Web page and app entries
>>>

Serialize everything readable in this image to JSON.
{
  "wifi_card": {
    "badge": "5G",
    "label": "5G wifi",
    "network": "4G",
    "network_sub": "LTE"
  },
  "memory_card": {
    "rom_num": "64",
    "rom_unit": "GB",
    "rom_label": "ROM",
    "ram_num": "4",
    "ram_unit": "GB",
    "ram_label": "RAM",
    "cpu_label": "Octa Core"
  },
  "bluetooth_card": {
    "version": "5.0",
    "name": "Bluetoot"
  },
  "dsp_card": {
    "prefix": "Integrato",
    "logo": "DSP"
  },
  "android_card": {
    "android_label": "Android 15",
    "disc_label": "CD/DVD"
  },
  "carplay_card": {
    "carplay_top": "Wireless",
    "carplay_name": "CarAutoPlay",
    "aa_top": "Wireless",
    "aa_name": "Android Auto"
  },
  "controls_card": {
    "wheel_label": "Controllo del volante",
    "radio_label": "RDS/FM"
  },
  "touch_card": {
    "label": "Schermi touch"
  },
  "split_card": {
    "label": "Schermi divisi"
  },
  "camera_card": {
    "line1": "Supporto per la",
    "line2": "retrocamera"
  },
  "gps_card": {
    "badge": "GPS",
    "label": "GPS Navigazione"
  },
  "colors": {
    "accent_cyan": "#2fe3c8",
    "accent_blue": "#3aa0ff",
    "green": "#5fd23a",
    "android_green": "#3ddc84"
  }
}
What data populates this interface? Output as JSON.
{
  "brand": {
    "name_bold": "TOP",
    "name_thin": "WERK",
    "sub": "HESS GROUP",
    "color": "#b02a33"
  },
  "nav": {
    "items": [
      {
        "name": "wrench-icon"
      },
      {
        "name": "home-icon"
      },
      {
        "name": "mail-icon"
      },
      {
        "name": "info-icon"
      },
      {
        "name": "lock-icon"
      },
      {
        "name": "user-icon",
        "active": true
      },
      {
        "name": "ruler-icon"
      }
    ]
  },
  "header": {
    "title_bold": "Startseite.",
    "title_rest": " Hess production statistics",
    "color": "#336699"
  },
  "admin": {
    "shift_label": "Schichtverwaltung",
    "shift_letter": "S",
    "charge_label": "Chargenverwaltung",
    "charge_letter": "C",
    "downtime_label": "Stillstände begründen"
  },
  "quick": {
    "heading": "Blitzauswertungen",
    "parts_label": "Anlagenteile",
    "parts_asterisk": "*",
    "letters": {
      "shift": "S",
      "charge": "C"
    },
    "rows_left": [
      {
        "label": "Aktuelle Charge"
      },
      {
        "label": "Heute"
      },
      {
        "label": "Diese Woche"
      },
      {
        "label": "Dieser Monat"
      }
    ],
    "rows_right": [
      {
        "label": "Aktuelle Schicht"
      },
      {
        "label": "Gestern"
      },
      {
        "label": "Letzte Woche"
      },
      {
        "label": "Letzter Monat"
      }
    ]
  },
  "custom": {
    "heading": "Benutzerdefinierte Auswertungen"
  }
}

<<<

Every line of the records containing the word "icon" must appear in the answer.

        "name": "wrench-icon"
        "name": "home-icon"
        "name": "mail-icon"
        "name": "info-icon"
        "name": "lock-icon"
        "name": "user-icon",
        "name": "ruler-icon"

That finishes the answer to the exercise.